Published on The Daily Femme – Monday, Dec. 13, 2010
Contributed by Annamarya
Last Thursday, the National Women’s Law Center and Oregon Health and Science University released their new women’s health report card (the fifth since 2000) and the results aren’t pretty. According to the New York Times, the report card, which gave an overall Unsatisfactory grade to the United States (and F in key objectives of the Healthy People 2010 government initiative), showed fewer women are screened for cervical cancer and more are tested positive for the sexually transmitted disease chlamydia. There was also an increase in diabetes, obesity, hypertension, and binge drinking among women since the last report card was issued in 2007. And while there were some improvements–fewer women are smoking and dying of coronary heart diseases or stroke, and screening rates for colorectal cancer and high cholesterol have improved in the last three years–we’re still not “where we should be,” says Dr. Michelle Berlin, an associate professor of obstetrics and gynecology at the Oregon Health and Science University School of Medicine and associate director of the university’s Center for Women’s Health, who noted that, within the 10 years of issuing the report card, “you would hope the needle would have moved more than it has.”
Now that we’ve identified the areas of women’s health that need improvement both on a state and national level, we need to work on identifying the actual reasons behind such issues in order to develop initiatives that will combat these problems. Dr. Berlin speculates that an increase in chlamydia may be due to an increase in testing, but she is not sure what accounts for the drop in cervical cancer screening, which fell to 78 percent from 84.8 percent in 2007 (90 percent is the Healthy People 2010 goal). It could be, she says, due to confusion over changing guidelines and the new vaccine or health coverage loss. But what about obesity? Why has it increased among women from 24 percent to 26.4 percent (the Health People 2010 goal, says NYT, is a reduction to 15 percent )? Is it because one-quarter of women “are sedentary and get no leisure-time physical activity,” as the report shows? Is it due to heightened stress or poor eating habits, which the report card also shows is an issue as most women don’t eat the recommended five vegetables and fruits a day? And, if so, is that due to the economic downturn (pay cuts or lay offs), or price hikes on food? Or is it all four?
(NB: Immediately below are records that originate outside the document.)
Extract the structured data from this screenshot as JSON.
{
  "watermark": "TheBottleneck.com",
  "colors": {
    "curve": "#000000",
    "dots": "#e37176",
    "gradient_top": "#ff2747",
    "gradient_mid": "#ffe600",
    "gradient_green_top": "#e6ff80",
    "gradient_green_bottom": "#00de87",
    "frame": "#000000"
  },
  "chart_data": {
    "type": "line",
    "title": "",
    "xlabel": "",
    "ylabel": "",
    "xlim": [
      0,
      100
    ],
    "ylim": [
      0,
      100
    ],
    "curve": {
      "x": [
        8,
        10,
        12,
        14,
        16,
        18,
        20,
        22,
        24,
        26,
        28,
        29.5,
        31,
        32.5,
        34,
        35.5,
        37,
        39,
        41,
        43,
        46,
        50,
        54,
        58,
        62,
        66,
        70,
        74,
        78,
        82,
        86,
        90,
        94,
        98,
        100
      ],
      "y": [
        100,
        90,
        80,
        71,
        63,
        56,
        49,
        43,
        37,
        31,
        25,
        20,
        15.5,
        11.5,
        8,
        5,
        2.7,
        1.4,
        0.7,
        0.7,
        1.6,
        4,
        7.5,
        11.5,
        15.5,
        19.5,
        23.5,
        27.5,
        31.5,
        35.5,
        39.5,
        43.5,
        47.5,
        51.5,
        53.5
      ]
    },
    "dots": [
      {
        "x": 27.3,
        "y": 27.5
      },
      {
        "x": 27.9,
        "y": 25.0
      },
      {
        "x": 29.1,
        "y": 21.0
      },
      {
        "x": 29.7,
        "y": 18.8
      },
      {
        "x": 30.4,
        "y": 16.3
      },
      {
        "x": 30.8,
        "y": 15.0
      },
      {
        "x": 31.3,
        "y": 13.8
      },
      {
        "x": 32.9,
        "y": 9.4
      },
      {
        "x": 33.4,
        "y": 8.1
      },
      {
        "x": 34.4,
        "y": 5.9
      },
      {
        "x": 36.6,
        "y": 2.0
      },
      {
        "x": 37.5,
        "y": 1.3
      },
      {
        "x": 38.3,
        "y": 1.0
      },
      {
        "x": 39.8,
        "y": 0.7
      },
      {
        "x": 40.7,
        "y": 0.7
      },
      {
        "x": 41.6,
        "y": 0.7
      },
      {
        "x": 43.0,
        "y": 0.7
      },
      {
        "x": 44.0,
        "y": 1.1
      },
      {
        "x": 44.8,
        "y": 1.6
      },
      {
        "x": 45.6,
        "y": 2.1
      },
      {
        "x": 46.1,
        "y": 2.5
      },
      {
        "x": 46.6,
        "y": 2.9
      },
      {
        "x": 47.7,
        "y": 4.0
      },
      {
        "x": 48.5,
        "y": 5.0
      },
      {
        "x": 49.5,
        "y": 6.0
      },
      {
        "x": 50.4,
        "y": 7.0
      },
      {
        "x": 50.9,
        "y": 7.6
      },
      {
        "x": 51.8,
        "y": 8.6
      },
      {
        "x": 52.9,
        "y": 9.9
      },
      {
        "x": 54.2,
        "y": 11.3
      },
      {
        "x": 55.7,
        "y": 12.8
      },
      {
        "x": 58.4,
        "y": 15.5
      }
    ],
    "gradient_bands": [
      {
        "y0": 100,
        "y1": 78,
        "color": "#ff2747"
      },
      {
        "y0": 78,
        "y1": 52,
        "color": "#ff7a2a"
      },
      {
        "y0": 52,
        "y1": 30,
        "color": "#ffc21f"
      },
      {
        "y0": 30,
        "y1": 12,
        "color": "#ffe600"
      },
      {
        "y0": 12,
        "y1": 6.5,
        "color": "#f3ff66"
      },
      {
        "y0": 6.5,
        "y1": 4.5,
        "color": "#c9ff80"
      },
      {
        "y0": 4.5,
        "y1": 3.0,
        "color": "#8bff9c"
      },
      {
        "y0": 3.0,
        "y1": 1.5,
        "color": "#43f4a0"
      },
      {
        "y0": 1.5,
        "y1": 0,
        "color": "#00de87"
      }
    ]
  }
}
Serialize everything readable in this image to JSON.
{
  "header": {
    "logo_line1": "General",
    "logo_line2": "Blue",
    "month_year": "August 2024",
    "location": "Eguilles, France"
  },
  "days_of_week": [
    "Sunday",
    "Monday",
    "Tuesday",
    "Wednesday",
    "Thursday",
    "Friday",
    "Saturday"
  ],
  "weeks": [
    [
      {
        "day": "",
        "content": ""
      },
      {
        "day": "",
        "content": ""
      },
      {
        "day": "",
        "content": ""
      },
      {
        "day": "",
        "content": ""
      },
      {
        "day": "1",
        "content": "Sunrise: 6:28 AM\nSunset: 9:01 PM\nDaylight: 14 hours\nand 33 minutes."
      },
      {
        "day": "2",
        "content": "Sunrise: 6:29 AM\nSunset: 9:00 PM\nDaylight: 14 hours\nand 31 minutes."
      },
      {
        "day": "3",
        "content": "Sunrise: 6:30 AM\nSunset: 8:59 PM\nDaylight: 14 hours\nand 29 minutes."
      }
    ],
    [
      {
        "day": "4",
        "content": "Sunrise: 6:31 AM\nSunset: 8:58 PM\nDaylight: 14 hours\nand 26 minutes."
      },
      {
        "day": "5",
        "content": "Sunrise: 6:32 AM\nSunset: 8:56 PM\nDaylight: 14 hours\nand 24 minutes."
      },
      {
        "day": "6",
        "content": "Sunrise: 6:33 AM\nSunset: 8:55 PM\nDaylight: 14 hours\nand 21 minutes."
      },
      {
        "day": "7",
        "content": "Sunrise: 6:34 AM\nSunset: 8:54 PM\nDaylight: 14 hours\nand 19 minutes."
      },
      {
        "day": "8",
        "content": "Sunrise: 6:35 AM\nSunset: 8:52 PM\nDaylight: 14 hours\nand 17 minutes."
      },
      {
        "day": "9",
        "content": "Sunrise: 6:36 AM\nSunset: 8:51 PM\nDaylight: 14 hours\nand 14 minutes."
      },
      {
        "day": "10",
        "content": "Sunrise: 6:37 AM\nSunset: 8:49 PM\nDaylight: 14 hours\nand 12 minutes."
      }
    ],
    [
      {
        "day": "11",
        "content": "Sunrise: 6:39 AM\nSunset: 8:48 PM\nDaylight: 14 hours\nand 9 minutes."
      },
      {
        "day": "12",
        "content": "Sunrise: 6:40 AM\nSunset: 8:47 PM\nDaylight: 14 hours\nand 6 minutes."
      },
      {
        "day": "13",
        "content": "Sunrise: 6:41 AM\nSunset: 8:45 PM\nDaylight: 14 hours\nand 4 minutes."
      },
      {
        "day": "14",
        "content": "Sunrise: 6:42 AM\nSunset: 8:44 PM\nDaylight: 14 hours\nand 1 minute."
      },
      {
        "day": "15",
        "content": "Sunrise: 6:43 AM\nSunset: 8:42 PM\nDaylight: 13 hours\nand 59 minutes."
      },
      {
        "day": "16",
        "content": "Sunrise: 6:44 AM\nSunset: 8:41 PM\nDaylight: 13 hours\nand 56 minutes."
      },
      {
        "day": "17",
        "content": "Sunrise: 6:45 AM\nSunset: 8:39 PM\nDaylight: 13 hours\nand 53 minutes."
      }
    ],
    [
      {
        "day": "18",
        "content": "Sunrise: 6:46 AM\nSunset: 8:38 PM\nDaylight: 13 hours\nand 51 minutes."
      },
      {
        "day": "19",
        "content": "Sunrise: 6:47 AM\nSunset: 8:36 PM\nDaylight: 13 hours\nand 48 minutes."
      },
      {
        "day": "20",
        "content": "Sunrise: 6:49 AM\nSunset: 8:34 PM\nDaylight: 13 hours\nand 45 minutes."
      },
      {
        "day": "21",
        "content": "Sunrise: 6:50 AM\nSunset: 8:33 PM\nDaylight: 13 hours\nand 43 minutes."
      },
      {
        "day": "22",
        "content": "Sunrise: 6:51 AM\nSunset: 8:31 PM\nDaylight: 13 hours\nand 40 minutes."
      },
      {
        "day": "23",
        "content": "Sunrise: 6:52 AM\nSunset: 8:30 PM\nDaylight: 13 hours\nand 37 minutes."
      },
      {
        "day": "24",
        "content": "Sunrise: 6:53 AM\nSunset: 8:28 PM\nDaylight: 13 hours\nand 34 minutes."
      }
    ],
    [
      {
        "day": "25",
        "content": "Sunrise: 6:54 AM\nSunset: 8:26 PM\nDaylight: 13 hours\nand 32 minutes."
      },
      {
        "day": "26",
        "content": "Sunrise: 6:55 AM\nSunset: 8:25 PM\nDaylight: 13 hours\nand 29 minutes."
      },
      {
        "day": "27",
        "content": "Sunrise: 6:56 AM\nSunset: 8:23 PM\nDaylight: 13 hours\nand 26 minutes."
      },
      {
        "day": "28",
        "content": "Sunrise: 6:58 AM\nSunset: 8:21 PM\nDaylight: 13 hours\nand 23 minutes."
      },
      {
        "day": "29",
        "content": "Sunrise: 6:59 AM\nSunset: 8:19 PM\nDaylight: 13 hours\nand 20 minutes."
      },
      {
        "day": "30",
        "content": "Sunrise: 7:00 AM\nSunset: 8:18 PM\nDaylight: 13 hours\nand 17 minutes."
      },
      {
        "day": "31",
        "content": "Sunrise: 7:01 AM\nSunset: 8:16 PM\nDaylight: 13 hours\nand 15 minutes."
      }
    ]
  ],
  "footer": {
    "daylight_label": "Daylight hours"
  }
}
In order to truly help women achieve a healthier body and mind, we need to make it easier for them to take the necessary steps to do so by focusing on eliminating the obstacles to better health. While there’s a certain personal responsibility that comes with taking care of oneself, we cannot ignore our social responsibility. We need to understand that not everyone has the same resources, means or funds to stay healthy, and to expect all women to be on or close to the same page completely ignores the disparities in our society. In the case of obesity, if there are more obese women in poorer communities, and their obesity is linked to poor diets, lack of knowledge on proper nutrition, and inability to afford healthy foods, we should develop free or low-cost programs in these communities that offer classes on aerobics, cardio and nutrition, as well as provide information on (and possible vouchers for) local, easily accessible and affordable farmer’s markets or health food shops. Granted, there are a number of other factors that can negatively impact our health maintenance (i.e. being overworked, underpaid and having no time) but if we can address and provide positive solutions to at least one or two of those issues, we could open the door for solutions to larger problems. All it takes is that one step. (Another potential solution to “sharply improve women’s health,” says the National Women’s Law Center’s Vice President of Health and Reproductive Rights Judy Waxman, would be the new health care overhaul law, as its provisions would, she asserts, bar gender rating on health insurance policies and expand Medicaid eligibility, making it easier and more affordable for women to access health care).
On a side note, Dr. Berlin’s views on binge drinking are troubling. For Dr. Berlin, the rise in binge drinking, which she suggests can be attributed to “poor mental health and depression resulting from economic insecurity or unemployment,” is especially concerning “when we think about what other things can happen when people engage in binge drinking: there are more sexual-assault problems, they’re more likely to acquire an S.T.D., and more likely to have accidents while driving.” By saying she worries about the spike in binge drinking among women because “there are more sexual-assault problems,” she is placing the responsibility solely on women. While I won’t argue the correlation between binge drinking and sexual assaults as I have not examined such statistics, if a woman experiences sexual violence while or after binge drinking, it is notbecause she’s inebriated but because her attacker saw some type of vulnerability and took unwanted advantage of it. Yes, we do need to protect ourselves in any which way or form, but we should not bear the blame for experiencing sexual assault in a drunken state–the attacker should always be at fault for their horrific and violent actions. We should never have to say, “Well, if I wasn’t drunk, this wouldn’t have happened,” because no matter what we do, where we are or what we wear, we don’t deserve to experience sexual violence. If anything, women shouldn’t binge drink not because of the possible threat of sexual assault but because it harms our physical health.